- _TO DO_: Copy out each line of the material below that holds the string "direct".
-- Opening Marker --
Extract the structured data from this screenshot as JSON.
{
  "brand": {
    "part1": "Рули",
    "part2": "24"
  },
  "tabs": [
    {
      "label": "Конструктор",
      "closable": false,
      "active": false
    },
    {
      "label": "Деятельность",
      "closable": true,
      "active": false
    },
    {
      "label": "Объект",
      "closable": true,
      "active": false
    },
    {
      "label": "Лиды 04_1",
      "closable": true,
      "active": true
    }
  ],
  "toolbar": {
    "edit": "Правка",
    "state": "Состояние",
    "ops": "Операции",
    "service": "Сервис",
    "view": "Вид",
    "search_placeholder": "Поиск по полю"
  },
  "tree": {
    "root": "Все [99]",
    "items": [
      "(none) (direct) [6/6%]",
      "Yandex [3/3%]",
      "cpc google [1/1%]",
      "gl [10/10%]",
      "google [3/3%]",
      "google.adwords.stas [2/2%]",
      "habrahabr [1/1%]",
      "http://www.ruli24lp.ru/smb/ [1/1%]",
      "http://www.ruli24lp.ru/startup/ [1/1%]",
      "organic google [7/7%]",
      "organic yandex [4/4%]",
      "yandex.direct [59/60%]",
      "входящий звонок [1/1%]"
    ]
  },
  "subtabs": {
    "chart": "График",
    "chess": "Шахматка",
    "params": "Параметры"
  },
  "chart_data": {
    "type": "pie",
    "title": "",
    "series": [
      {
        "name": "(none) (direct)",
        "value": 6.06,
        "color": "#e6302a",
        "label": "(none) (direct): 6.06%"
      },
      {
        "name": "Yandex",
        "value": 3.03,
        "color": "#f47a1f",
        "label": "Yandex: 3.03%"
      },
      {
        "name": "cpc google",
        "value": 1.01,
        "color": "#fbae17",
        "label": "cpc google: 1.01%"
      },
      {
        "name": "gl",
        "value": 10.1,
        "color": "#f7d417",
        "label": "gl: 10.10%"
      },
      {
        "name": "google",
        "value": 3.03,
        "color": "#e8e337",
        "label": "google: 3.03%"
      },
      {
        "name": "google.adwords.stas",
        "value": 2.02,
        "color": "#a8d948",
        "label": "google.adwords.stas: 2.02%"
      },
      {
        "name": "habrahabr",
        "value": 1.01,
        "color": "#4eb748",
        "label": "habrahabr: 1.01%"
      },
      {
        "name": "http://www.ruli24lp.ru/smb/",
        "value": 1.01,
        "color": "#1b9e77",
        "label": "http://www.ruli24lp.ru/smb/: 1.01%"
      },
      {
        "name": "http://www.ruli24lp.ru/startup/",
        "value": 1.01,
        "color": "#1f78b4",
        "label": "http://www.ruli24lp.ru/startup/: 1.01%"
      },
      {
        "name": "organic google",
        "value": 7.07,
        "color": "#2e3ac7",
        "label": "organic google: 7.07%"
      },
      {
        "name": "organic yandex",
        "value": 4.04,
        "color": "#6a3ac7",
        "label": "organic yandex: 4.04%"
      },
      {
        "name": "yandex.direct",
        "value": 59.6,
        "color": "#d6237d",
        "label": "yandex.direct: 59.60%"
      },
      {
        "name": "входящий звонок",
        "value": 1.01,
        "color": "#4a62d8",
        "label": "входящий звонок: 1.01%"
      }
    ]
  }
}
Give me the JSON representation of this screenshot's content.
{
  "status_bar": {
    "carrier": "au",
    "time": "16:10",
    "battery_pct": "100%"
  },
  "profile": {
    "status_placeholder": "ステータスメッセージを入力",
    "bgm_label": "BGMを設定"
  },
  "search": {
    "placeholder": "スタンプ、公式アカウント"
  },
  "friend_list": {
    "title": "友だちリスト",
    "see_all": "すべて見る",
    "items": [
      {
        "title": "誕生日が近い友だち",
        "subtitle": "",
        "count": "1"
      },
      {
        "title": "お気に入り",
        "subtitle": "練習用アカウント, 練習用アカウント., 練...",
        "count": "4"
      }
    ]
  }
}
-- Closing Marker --
- _ANSWER BOX_:
      "(none) (direct) [6/6%]",
      "yandex.direct [59/60%]",
        "name": "(none) (direct)",
        "label": "(none) (direct): 6.06%"
        "name": "yandex.direct",
        "label": "yandex.direct: 59.60%"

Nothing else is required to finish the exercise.